══ DATA FOR REVIEW

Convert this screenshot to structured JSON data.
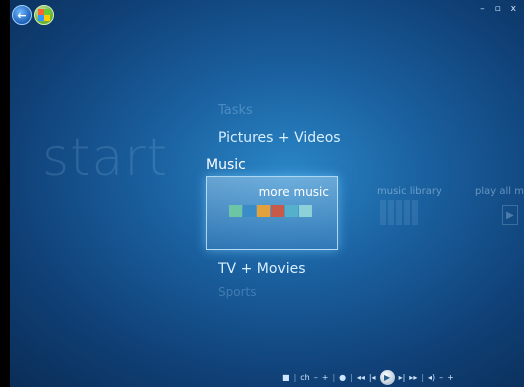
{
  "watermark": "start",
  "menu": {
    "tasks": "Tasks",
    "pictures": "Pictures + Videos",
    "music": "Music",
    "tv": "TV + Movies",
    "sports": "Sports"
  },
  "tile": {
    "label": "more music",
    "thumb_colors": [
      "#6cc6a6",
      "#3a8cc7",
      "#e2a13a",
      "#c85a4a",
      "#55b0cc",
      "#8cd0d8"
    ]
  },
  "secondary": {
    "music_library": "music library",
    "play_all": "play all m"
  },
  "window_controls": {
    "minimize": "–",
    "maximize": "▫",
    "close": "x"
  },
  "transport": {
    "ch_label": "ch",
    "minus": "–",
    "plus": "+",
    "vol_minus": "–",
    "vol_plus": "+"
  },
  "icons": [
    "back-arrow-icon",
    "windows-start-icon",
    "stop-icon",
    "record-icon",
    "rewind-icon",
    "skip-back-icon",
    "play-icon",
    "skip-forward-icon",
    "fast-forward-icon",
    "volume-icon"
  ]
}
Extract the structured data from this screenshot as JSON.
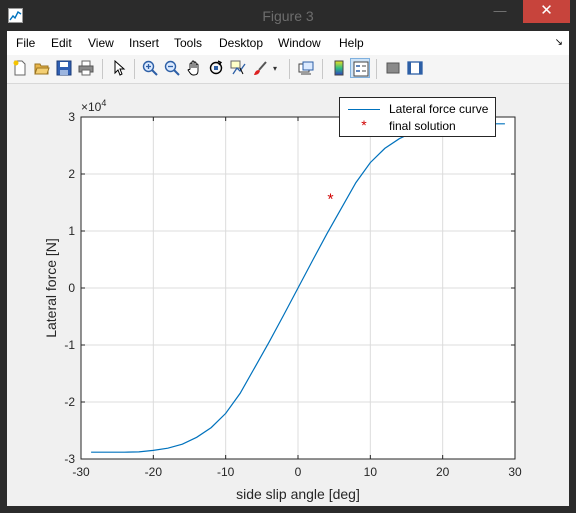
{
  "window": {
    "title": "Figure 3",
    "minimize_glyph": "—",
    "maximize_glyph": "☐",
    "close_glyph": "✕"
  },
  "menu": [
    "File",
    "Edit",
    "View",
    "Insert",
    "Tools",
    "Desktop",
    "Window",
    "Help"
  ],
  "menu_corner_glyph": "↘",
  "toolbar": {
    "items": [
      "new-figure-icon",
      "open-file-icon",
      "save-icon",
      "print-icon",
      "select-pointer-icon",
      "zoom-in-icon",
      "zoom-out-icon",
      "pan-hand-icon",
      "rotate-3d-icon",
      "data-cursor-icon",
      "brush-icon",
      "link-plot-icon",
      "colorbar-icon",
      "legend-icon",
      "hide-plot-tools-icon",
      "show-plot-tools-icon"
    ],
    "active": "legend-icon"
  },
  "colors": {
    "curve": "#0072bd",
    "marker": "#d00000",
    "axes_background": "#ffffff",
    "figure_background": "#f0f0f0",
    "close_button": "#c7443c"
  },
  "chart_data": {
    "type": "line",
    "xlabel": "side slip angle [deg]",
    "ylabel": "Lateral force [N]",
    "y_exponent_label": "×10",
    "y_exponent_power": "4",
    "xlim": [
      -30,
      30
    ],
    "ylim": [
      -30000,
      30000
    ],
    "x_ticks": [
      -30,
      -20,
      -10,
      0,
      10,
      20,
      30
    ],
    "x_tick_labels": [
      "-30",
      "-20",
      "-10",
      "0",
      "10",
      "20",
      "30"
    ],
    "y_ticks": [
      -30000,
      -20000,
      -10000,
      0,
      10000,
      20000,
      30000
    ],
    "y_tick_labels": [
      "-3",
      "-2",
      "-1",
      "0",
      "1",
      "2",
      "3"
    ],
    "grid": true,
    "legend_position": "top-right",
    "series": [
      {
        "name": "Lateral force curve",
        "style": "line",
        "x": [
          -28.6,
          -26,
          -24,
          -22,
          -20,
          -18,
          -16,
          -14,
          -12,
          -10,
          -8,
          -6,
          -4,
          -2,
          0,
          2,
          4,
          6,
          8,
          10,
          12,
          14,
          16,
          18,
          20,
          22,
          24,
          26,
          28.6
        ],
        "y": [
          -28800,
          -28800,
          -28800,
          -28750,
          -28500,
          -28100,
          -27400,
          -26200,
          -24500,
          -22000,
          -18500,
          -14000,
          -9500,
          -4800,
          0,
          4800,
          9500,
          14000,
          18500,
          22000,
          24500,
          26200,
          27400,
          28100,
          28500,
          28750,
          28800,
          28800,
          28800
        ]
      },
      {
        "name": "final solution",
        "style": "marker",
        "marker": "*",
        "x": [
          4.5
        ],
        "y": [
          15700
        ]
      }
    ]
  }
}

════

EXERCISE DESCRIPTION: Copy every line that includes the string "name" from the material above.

ANSWER TO THIS PROBLEM:
        "name": "Lateral force curve",
        "name": "final solution",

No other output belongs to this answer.